Oklahoma checks in at No. 4, Missouri at No. 6, Texas at No. 11, Texas Tech at No. 12 and Kansas at No. 14.
It marks the fifth time in the conference's history that five Big 12 teams have been ranked in the AP's preseason poll. The other years were in 2002, 2000, 1999 and 1996.
It's also the first time that five Big 12 teams have been ranked in the top 14 in the preseason poll. Other notable power showings for the Big 12 included four teams in the top 10 in 2002 and four among the top 13 teams in 2001.
And in the interest of full disclosure, I voted in the AP poll for nine seasons before my superiors at my old newspaper decided we didn't need to vote before last season. I was ambivalent at the time, but always found that voting made me follow games more closely. And in the end, I thought it made me follow the sport more closely.
We've got an ESPN Power Poll which I think will rank right up there with the AP poll. I've always thought the media poll is a little bit more creditable than the coaches, mainly because I know that we media members didn't have any sports information directors either voting for us or helping us with our picks. And also, the polls are public record each week at the AP's website.

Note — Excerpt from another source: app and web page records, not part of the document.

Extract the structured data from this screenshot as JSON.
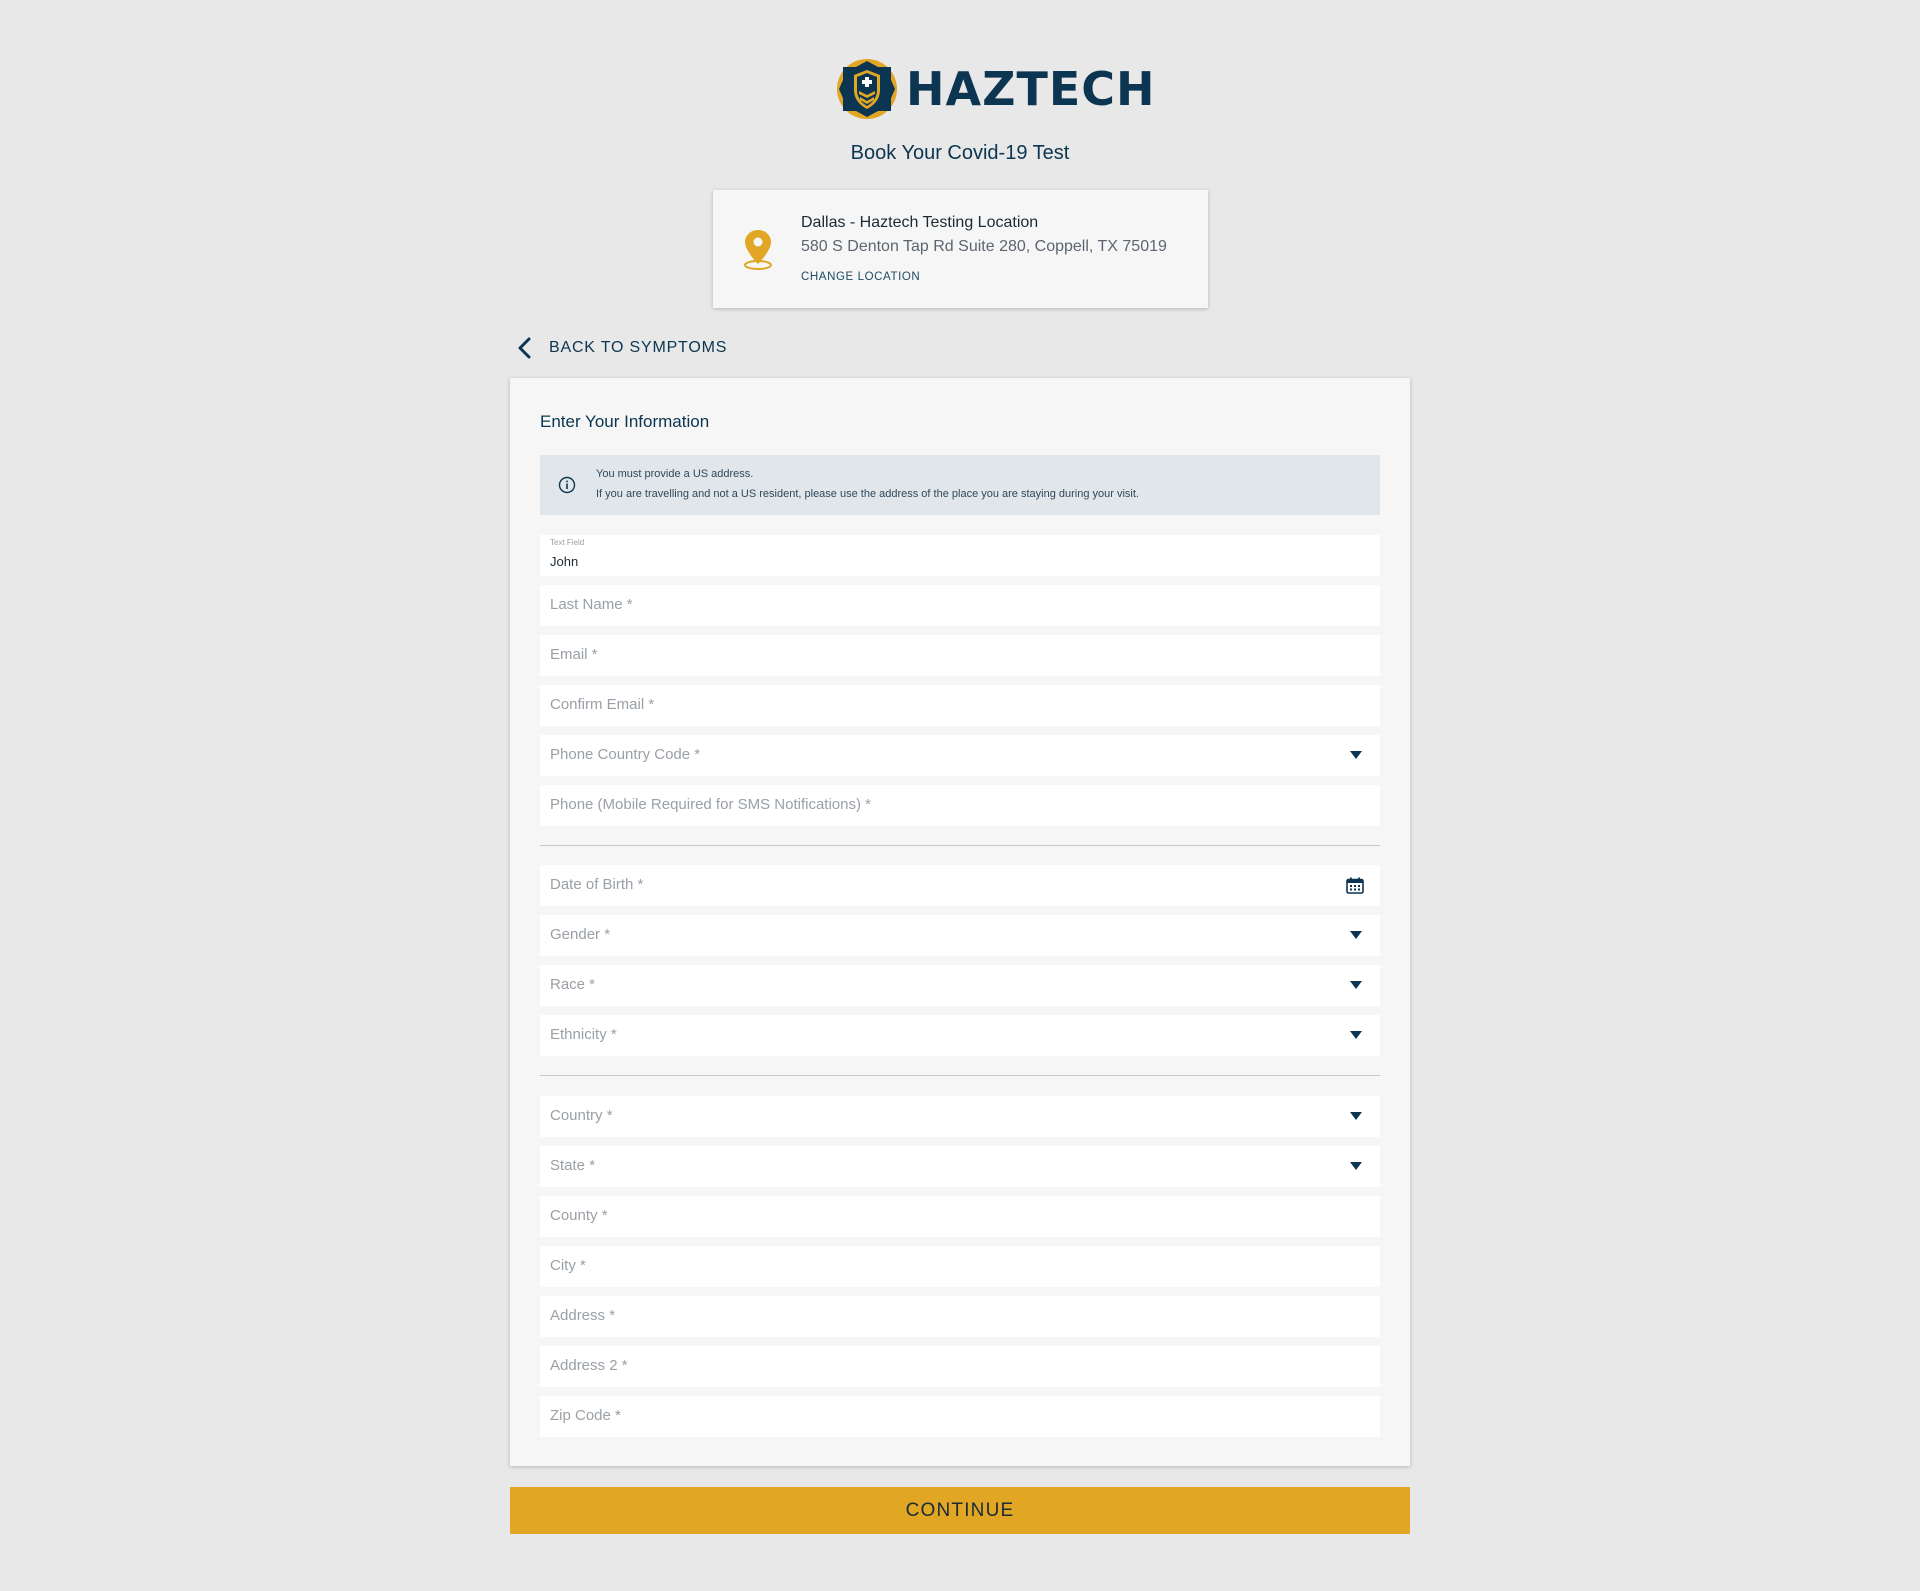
{
  "brand": {
    "name": "HAZTECH",
    "primary": "#0b3550",
    "accent": "#e0a624"
  },
  "header": {
    "title": "Book Your Covid-19 Test"
  },
  "location": {
    "name": "Dallas - Haztech Testing Location",
    "address": "580 S Denton Tap Rd Suite 280, Coppell, TX 75019",
    "change_label": "CHANGE LOCATION",
    "icon": "map-pin-icon"
  },
  "back": {
    "label": "BACK TO SYMPTOMS",
    "icon": "chevron-left-icon"
  },
  "form": {
    "title": "Enter Your Information",
    "notice": {
      "icon": "info-icon",
      "line1": "You must provide a US address.",
      "line2": "If you are travelling and not a US resident, please use the address of the place you are staying during your visit."
    },
    "first_name": {
      "label": "Text Field",
      "value": "John"
    },
    "last_name": {
      "placeholder": "Last Name *"
    },
    "email": {
      "placeholder": "Email *"
    },
    "confirm_email": {
      "placeholder": "Confirm Email *"
    },
    "phone_country_code": {
      "placeholder": "Phone Country Code *"
    },
    "phone": {
      "placeholder": "Phone (Mobile Required for SMS Notifications) *"
    },
    "dob": {
      "placeholder": "Date of Birth *"
    },
    "gender": {
      "placeholder": "Gender *"
    },
    "race": {
      "placeholder": "Race *"
    },
    "ethnicity": {
      "placeholder": "Ethnicity *"
    },
    "country": {
      "placeholder": "Country *"
    },
    "state": {
      "placeholder": "State *"
    },
    "county": {
      "placeholder": "County *"
    },
    "city": {
      "placeholder": "City *"
    },
    "address": {
      "placeholder": "Address *"
    },
    "address2": {
      "placeholder": "Address 2 *"
    },
    "zip": {
      "placeholder": "Zip Code *"
    }
  },
  "continue_label": "CONTINUE"
}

I don't see the coaches doing that until the end of the season.
Here are a few notes I came up with that marks the history-making nature for several schools.
Posted by ESPN.com's Ted Miller
The AP poll was released Saturday, and there's nothing dramatic to report in terms of the placement of Pac-10 teams.
USC, which got 12 No. 1 votes, is No. 3 (No. 2 in the coaches poll), Arizona State is No. 15 (16) and Oregon is No. 21 (20).
California got 59 votes, which translates to 28th.
UCLA, Oregon State, Arizona and -- huh? -- Washington each got votes.
Georgia is No. 1, though it only got one more No. 1 vote (22) than No. 2 Ohio State, which is 22 points behind.
There's very little variation in the polls, other than the coaches putting Michigan and Fresno State at Nos. 24 and 25, respectively, and the AP voters putting Alabama and Pittsburgh in those two slots.
Isn't there a rule if you lose at home to Louisiana-Monroe, your team loses its right to be ranked for a calendar year?
No? Well, there should be.